──────── Data excerpts

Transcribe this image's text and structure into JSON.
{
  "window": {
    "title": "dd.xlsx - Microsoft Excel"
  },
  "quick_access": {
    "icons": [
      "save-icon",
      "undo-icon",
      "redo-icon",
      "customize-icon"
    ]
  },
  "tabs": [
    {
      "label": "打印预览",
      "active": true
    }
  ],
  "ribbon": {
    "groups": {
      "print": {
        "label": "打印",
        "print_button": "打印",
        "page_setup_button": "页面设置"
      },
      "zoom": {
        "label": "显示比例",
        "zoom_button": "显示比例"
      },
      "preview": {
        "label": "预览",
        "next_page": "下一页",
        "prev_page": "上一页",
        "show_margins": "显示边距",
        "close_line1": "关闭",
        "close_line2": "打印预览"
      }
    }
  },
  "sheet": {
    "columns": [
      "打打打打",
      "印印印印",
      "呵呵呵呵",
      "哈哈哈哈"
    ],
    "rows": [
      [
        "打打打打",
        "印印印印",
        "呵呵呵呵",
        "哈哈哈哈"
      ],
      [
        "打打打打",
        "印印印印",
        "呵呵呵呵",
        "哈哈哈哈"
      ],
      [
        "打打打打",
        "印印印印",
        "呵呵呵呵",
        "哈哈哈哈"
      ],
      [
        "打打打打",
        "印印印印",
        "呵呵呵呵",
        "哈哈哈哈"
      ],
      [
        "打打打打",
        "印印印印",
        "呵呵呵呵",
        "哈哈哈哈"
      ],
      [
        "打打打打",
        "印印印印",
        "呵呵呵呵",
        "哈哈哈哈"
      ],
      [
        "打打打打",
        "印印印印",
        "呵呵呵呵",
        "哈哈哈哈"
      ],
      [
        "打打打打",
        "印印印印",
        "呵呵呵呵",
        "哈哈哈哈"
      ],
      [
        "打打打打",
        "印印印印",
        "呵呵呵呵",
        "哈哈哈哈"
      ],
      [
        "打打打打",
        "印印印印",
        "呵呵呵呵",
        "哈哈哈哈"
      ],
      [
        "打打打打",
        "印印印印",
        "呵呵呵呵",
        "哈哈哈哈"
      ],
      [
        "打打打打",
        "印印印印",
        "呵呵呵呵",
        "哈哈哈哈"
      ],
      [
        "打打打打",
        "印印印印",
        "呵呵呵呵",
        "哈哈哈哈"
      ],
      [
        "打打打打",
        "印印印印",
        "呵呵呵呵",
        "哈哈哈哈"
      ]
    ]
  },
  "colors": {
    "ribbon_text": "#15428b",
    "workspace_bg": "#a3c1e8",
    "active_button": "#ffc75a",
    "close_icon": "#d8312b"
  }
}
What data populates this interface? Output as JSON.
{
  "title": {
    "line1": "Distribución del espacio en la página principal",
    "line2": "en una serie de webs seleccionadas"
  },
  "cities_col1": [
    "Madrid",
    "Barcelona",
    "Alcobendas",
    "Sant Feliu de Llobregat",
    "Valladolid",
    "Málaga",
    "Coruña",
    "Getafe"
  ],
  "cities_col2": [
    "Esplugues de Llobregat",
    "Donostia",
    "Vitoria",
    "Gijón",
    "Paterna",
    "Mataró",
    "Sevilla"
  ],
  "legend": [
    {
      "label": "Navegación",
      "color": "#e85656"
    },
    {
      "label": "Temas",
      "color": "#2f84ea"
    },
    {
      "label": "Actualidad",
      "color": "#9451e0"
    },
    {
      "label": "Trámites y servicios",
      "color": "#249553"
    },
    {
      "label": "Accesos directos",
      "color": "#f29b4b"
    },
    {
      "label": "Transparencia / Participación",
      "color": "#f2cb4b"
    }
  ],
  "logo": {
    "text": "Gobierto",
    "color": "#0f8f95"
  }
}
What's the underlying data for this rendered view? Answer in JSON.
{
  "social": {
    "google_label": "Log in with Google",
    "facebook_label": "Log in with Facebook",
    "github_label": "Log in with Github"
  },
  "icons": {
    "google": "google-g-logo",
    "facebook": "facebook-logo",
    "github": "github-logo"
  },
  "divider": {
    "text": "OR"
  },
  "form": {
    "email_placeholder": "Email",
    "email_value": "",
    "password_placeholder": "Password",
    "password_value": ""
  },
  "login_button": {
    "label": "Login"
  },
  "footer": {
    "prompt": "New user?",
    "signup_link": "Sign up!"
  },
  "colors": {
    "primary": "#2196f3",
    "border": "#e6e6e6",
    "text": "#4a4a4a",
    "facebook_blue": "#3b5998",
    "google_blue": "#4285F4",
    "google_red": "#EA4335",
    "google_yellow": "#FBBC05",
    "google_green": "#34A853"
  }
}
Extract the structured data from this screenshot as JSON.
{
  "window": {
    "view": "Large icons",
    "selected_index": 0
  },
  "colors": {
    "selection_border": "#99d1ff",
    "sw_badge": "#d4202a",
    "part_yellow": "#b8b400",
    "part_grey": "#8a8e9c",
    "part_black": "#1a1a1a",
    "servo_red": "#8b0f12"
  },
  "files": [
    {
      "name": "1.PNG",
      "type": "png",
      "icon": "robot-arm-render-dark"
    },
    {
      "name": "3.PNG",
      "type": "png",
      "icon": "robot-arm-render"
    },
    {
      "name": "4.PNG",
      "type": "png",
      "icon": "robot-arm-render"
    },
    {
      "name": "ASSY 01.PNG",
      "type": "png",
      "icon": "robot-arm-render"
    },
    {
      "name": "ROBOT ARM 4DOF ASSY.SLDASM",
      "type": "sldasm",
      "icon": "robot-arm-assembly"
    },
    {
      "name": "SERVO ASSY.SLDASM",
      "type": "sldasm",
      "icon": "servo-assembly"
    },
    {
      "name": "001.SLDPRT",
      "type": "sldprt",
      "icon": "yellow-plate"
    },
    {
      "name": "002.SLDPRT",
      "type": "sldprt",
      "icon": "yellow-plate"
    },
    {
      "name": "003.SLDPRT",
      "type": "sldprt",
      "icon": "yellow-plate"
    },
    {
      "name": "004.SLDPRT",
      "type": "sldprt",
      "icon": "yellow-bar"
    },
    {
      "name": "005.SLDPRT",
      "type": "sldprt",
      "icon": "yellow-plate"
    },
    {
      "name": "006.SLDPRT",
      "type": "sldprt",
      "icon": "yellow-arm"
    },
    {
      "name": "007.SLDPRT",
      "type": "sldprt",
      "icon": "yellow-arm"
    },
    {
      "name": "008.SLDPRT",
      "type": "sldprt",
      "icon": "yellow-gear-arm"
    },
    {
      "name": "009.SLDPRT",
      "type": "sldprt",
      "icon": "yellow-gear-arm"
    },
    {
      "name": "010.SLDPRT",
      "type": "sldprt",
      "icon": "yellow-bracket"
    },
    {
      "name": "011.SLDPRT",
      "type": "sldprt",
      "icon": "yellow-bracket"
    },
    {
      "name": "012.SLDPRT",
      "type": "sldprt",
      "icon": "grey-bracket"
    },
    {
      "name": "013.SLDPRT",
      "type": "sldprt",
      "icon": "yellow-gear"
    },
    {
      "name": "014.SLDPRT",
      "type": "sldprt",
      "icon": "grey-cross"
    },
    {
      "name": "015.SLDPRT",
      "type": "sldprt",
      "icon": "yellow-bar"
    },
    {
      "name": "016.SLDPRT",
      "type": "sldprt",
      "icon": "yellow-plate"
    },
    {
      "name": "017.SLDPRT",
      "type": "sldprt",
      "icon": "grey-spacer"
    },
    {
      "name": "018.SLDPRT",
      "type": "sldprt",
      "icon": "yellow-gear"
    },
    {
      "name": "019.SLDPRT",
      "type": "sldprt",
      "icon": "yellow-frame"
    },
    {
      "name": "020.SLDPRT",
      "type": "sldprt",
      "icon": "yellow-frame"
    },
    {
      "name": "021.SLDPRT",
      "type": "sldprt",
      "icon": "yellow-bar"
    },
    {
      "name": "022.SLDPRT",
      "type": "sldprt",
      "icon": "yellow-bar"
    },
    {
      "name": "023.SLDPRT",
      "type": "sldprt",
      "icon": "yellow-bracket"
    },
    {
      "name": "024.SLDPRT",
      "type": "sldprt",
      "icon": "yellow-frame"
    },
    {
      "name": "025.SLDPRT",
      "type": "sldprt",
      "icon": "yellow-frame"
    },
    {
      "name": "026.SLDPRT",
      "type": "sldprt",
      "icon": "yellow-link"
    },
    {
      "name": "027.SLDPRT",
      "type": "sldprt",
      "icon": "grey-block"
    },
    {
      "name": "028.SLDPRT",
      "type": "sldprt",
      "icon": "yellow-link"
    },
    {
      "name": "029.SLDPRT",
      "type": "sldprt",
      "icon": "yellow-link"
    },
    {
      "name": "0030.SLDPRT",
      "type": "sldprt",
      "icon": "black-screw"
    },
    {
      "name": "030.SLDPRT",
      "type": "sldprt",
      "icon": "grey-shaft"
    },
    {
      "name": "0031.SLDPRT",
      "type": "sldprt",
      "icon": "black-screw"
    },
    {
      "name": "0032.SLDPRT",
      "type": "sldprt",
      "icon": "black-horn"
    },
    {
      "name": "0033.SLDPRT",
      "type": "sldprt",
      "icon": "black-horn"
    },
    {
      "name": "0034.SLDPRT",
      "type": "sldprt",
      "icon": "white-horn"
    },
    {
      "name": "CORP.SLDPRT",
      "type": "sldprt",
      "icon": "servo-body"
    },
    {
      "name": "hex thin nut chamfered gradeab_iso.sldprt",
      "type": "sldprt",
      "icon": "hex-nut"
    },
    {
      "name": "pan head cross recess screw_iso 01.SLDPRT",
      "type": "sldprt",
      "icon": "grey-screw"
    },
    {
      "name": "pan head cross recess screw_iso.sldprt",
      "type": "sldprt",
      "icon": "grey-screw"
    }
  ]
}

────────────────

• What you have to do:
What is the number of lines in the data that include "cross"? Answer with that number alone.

• Written response:
3